(SAN FRANCISCO) — The Environmental Protection Agency (EPA) has assessed penalties totaling $81,474 against two commercial ships over inspection, monitoring and reporting violations in California and Louisiana. The containership MSC Aurora and the bulk carrier Western Durban both violated EPA’s Vessel General Permit (VGP) issued under the Clean Water Act (CWA).
“Vessels that do not comply with their CWA permits can have significant environmental impacts to our waterways, including the introduction of invasive species,” said Amy Miller, EPA’s Enforcement and Compliance Assurance Division director for the country’s Pacific Southwest region. “Failure to comply with the Vessel General Permit requirements can result in significant penalties.”

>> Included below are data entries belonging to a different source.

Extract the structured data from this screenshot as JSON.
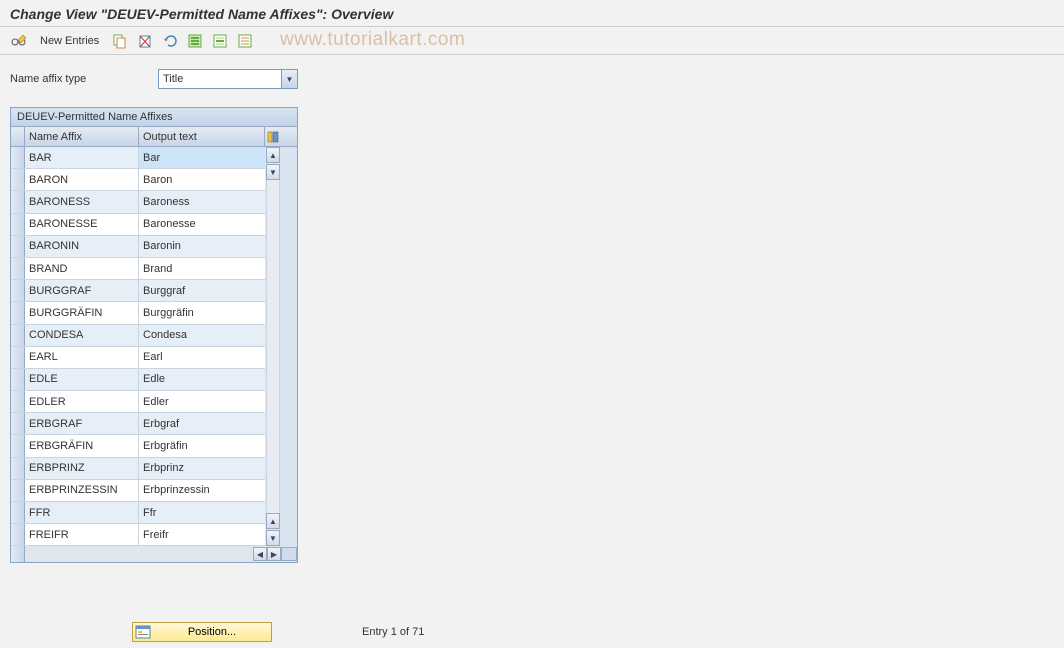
{
  "title": "Change View \"DEUEV-Permitted Name Affixes\": Overview",
  "toolbar": {
    "new_entries_label": "New Entries"
  },
  "watermark": "www.tutorialkart.com",
  "filter": {
    "label": "Name affix type",
    "value": "Title"
  },
  "table": {
    "title": "DEUEV-Permitted Name Affixes",
    "columns": {
      "affix": "Name Affix",
      "output": "Output text"
    },
    "rows": [
      {
        "affix": "BAR",
        "output": "Bar"
      },
      {
        "affix": "BARON",
        "output": "Baron"
      },
      {
        "affix": "BARONESS",
        "output": "Baroness"
      },
      {
        "affix": "BARONESSE",
        "output": "Baronesse"
      },
      {
        "affix": "BARONIN",
        "output": "Baronin"
      },
      {
        "affix": "BRAND",
        "output": "Brand"
      },
      {
        "affix": "BURGGRAF",
        "output": "Burggraf"
      },
      {
        "affix": "BURGGRÄFIN",
        "output": "Burggräfin"
      },
      {
        "affix": "CONDESA",
        "output": "Condesa"
      },
      {
        "affix": "EARL",
        "output": "Earl"
      },
      {
        "affix": "EDLE",
        "output": "Edle"
      },
      {
        "affix": "EDLER",
        "output": "Edler"
      },
      {
        "affix": "ERBGRAF",
        "output": "Erbgraf"
      },
      {
        "affix": "ERBGRÄFIN",
        "output": "Erbgräfin"
      },
      {
        "affix": "ERBPRINZ",
        "output": "Erbprinz"
      },
      {
        "affix": "ERBPRINZESSIN",
        "output": "Erbprinzessin"
      },
      {
        "affix": "FFR",
        "output": "Ffr"
      },
      {
        "affix": "FREIFR",
        "output": "Freifr"
      }
    ]
  },
  "footer": {
    "position_label": "Position...",
    "entry_info": "Entry 1 of 71"
  }
}
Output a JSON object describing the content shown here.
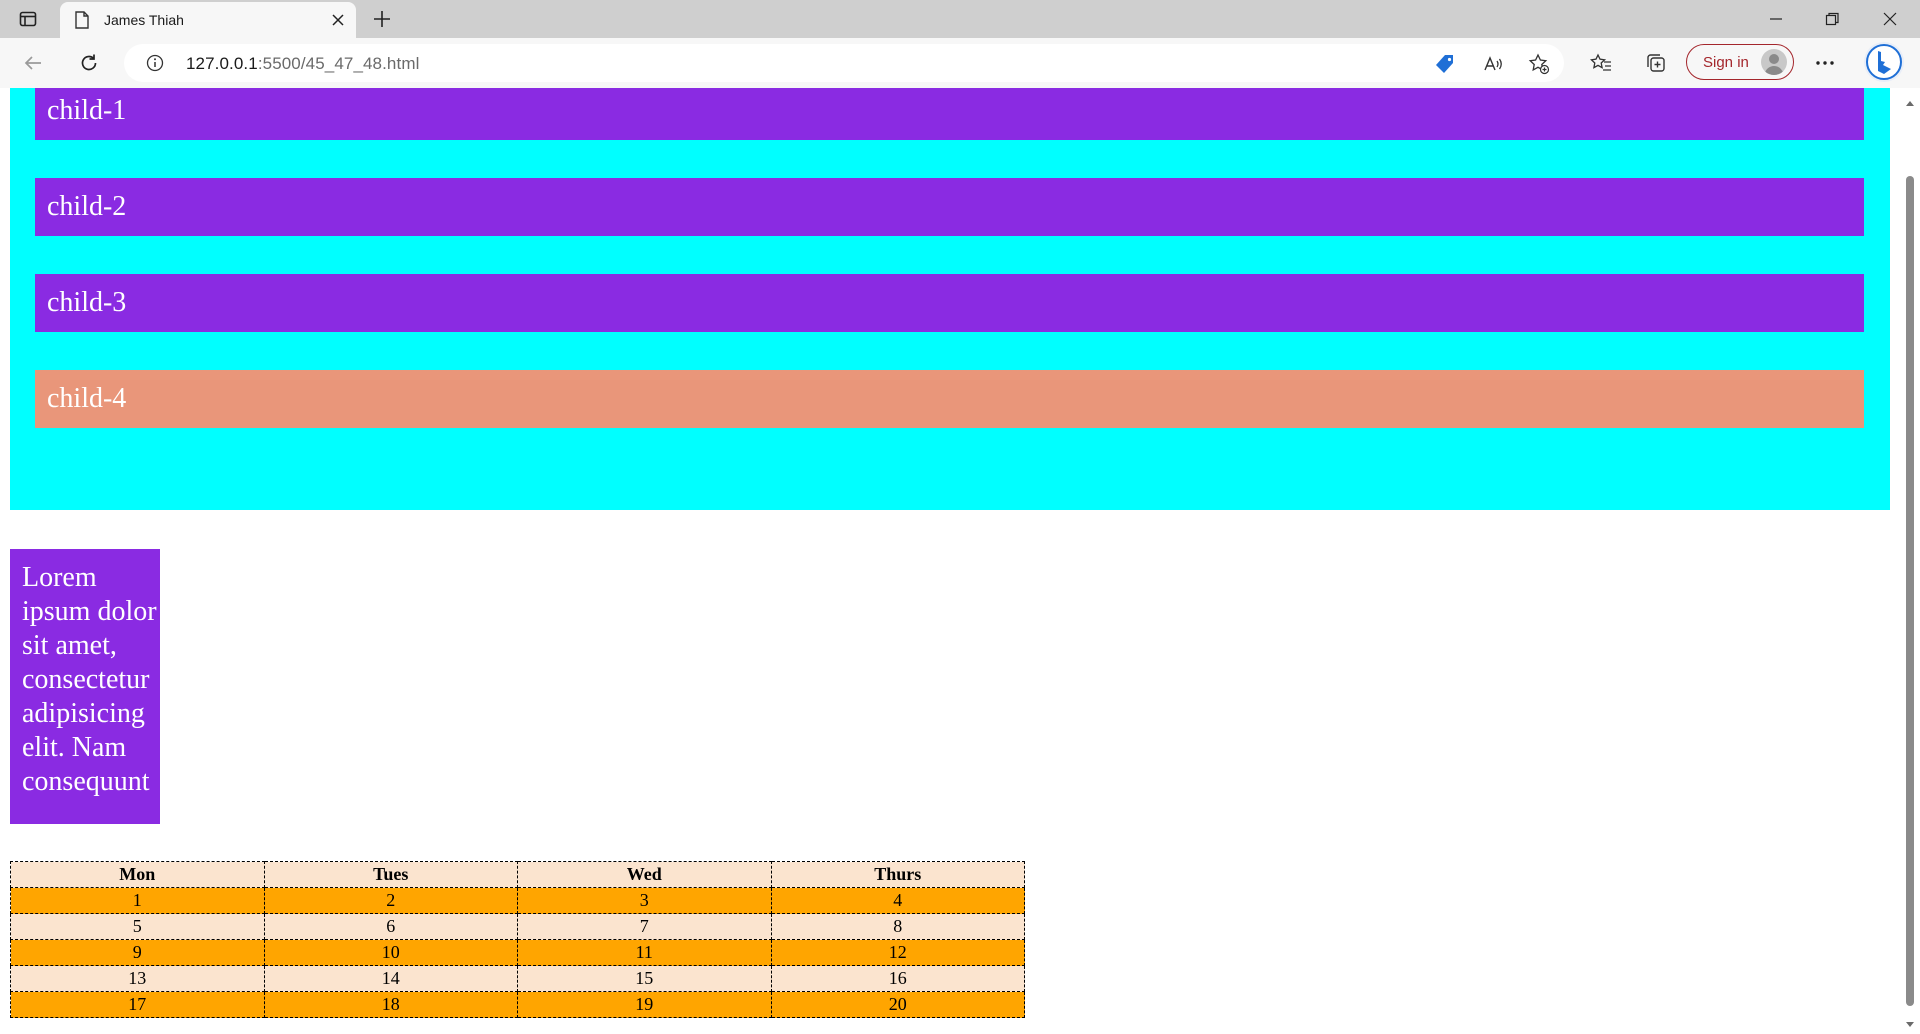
{
  "browser": {
    "tab_title": "James Thiah",
    "url_host": "127.0.0.1",
    "url_rest": ":5500/45_47_48.html",
    "signin_label": "Sign in"
  },
  "icons": {
    "sidebar": "tab-actions-icon",
    "favicon": "document-icon",
    "close": "close-icon",
    "new_tab": "plus-icon",
    "back": "back-arrow-icon",
    "reload": "reload-icon",
    "info": "info-icon",
    "shopping": "shopping-tag-icon",
    "read_aloud": "read-aloud-icon",
    "add_favorite": "add-favorite-icon",
    "favorites": "favorites-icon",
    "collections": "collections-icon",
    "more": "more-icon",
    "bing": "bing-icon"
  },
  "page": {
    "children": [
      {
        "label": "child-1"
      },
      {
        "label": "child-2"
      },
      {
        "label": "child-3"
      },
      {
        "label": "child-4"
      }
    ],
    "lorem_text": "Lorem ipsum dolor sit amet, consectetur adipisicing elit. Nam consequunt",
    "table": {
      "headers": [
        "Mon",
        "Tues",
        "Wed",
        "Thurs"
      ],
      "rows": [
        [
          "1",
          "2",
          "3",
          "4"
        ],
        [
          "5",
          "6",
          "7",
          "8"
        ],
        [
          "9",
          "10",
          "11",
          "12"
        ],
        [
          "13",
          "14",
          "15",
          "16"
        ],
        [
          "17",
          "18",
          "19",
          "20"
        ]
      ]
    }
  },
  "colors": {
    "parent_bg": "#00ffff",
    "child_bg": "#8a2be2",
    "child4_bg": "#e9967a",
    "row_odd": "#ffa500",
    "row_even": "#fbe4cf",
    "accent": "#a4262c"
  }
}
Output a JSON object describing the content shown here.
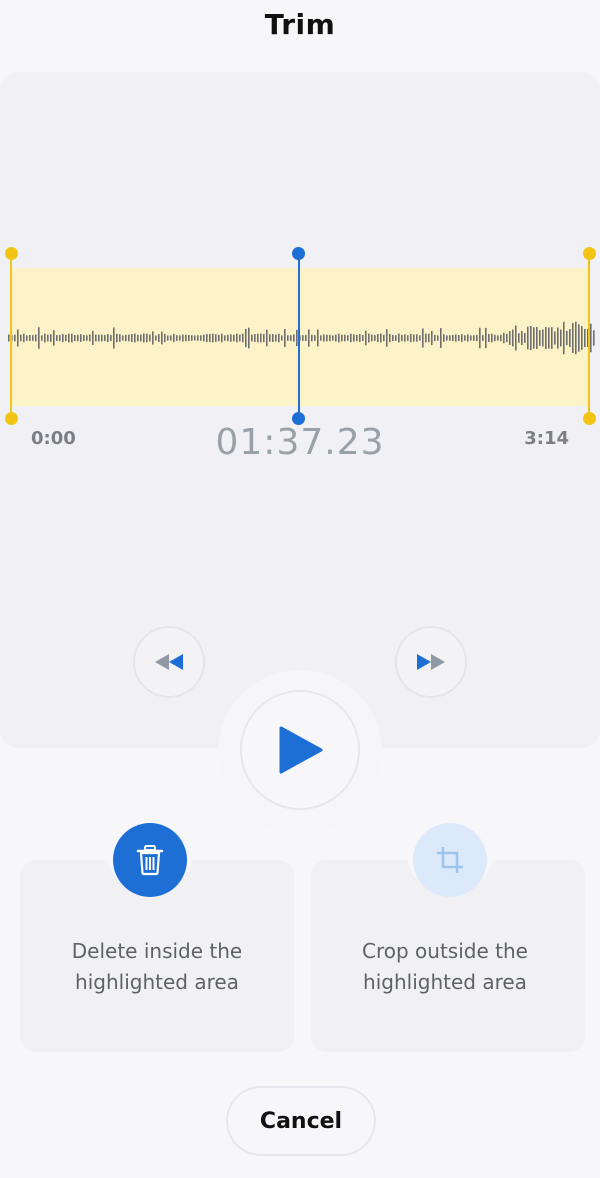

From November 2016 to July 2021, MSC Aurora failed to conduct required routine visual inspections for 11 voyages to the ports of Long Beach, Los Angeles and Oakland. MSC Aurora also failed to submit timely annual reports to EPA for 2016-2019. For these multiple inspection and reporting violations, Mediterranean Shipping Co. SRL has agreed to pay a civil penalty of $66,474 under the settlement.
In August 2017, Western Durban failed to perform monthly functionality monitoring and an annual calibration of the ballast water treatment system before discharging ballast water at the Port of New Orleans. The ship also failed to conduct required biological monitoring after the discharge. EPA assessed penalties totaling $15,000 to the Tokyo-based Victoria Ship Management company.
Invasive species are a persistent problem in U.S. coastal and inland waters. Improper management of ballast water can introduce invasive species or damage local species by disrupting habitats and increasing competitive pressure. Discharges of other waste streams regulated by the VGP (e.g., graywater, exhaust gas scrubber water, lubricants, etc.) can cause toxic impacts to local species or contain pathogenic organisms. Therefore, it is important that such discharges be monitored to ensure that aquatic ecosystems are protected from vessel discharges that contain pollutants.
Vessel self-inspections are required as a means of identifying, for example, sources of spills, broken pollution prevention equipment, or other situations that are or might lead to permit violations and allow the owner/operator to correct the situation as soon as possible. Self-inspections are required by the permit so that the owner or operator can diagnose and fix problems to remain compliant with the permit. Because the CWA relies on self-reporting of permittees, inspection, monitoring, and reporting violations are serious and undermine the Vessel General Permit program.
The violations were discovered in February 2020 as part of on-site visual inspections of MSC Aurora and Western Durban at the ports of Long Beach and Los Angeles by EPA and the U.S. Coast Guard .
EPA’s settlement with MSC resolves CWA violations on board MSC Aurora and is subject to a 30-day public comment period prior to final approval. The public comment period for Western Durban has ended.
For more information on EPA’s Vessel General Permit, click here.
– Environmental Protection Agency